[Excerpts from an interface dataset]
================================

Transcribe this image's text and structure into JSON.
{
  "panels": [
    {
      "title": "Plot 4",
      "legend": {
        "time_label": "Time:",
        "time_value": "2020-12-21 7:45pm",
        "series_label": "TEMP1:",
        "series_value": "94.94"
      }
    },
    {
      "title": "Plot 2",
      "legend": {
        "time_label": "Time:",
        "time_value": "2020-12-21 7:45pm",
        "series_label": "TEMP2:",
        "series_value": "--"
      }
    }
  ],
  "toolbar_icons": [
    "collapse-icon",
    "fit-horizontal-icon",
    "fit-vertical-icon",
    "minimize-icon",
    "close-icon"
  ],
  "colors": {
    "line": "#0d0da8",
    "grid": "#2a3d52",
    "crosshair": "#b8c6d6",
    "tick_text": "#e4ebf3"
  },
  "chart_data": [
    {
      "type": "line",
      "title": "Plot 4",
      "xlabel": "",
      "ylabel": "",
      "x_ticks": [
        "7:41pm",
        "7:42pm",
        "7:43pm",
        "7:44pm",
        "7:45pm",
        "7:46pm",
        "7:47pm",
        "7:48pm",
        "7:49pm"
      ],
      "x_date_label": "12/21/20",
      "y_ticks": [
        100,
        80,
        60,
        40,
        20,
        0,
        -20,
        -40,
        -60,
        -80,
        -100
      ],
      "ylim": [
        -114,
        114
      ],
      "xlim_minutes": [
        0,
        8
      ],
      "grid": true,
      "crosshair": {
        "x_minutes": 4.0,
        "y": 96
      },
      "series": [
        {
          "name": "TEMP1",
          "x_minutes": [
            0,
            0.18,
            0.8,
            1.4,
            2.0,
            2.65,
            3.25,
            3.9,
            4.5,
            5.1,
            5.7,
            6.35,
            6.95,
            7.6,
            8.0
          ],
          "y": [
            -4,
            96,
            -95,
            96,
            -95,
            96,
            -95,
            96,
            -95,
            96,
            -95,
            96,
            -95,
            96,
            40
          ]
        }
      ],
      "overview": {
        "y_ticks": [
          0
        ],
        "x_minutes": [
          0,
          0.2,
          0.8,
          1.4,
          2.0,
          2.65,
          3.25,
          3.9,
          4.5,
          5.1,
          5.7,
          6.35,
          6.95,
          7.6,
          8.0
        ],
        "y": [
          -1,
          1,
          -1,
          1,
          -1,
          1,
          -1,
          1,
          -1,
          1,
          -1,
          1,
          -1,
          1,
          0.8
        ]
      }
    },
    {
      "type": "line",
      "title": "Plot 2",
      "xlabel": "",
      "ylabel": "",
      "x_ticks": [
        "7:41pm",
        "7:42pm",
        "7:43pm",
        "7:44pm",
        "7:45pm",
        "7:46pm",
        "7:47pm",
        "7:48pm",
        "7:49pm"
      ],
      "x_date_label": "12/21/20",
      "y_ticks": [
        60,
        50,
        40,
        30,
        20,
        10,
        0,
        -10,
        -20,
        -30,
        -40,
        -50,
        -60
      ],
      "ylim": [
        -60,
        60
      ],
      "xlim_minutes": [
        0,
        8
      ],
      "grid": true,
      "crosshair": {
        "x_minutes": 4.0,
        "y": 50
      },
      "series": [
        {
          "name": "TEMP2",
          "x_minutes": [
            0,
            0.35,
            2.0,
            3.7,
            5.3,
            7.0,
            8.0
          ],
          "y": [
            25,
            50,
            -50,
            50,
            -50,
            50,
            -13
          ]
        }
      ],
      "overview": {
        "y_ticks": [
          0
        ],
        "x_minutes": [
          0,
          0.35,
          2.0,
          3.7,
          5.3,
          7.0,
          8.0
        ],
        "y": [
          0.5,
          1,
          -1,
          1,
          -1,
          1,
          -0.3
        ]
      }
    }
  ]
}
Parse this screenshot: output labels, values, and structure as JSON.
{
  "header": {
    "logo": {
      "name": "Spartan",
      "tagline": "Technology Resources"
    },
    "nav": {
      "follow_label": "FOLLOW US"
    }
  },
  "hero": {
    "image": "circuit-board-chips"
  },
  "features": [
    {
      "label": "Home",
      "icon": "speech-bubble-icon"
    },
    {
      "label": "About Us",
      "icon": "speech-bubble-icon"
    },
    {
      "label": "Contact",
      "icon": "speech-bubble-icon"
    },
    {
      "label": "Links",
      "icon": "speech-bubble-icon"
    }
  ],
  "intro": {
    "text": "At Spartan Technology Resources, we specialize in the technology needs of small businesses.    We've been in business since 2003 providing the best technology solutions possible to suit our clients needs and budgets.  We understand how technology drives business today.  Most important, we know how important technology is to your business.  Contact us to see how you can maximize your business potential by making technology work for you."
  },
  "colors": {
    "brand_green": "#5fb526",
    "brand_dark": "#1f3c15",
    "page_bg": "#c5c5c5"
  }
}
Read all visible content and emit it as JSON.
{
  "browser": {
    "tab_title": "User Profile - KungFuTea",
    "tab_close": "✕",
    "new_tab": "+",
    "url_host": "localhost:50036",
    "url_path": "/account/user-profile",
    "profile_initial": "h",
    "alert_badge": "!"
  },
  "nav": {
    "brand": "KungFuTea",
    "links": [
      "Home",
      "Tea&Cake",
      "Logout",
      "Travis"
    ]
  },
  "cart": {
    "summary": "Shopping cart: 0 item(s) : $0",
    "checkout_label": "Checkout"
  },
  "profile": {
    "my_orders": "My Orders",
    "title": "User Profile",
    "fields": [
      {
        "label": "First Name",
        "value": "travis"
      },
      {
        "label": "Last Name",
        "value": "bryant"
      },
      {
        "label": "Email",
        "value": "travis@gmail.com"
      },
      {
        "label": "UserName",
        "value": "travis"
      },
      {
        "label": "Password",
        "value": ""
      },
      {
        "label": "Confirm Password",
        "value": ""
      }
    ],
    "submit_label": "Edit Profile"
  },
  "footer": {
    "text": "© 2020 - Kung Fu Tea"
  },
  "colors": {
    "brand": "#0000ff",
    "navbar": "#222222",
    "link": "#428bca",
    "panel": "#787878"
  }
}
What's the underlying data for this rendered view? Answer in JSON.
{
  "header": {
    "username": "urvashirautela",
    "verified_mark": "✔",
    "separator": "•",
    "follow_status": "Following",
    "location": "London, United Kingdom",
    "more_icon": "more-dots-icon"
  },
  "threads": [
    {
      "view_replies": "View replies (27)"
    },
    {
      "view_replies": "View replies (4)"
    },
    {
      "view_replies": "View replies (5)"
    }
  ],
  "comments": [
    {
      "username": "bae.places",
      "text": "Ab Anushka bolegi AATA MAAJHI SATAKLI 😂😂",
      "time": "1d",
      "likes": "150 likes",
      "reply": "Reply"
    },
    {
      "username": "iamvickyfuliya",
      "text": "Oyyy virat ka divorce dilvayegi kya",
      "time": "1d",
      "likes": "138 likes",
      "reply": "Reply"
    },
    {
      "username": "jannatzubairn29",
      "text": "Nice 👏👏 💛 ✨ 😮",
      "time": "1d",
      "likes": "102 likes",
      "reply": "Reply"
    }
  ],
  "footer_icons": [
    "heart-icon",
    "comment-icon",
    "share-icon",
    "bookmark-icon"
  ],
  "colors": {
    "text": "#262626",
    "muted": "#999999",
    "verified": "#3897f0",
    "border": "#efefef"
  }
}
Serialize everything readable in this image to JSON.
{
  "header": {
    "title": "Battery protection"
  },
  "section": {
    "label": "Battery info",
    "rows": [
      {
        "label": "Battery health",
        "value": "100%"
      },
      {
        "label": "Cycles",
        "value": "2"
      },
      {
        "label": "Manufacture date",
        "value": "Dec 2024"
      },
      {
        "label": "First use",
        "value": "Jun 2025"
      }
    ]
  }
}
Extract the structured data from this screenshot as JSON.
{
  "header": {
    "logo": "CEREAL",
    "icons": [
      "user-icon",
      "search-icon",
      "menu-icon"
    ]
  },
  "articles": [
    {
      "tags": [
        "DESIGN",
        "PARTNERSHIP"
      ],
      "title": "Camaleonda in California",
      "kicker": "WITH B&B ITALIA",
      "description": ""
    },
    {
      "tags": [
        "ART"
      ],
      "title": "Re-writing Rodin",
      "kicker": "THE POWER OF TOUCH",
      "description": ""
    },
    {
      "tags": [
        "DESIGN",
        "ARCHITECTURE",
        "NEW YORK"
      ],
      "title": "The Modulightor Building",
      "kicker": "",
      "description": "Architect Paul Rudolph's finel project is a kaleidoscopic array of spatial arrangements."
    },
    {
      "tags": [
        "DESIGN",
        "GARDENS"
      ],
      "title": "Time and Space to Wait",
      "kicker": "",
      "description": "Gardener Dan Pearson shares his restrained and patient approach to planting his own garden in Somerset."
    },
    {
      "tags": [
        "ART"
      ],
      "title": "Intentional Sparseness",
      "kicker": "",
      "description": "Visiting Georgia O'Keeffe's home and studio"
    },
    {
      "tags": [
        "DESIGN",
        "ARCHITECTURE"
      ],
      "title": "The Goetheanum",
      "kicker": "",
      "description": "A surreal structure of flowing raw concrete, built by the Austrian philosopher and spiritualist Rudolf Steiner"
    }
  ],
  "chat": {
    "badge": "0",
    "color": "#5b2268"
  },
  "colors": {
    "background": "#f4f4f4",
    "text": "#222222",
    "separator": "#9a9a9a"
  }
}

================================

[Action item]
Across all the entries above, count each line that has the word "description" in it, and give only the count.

[Output of the task]
6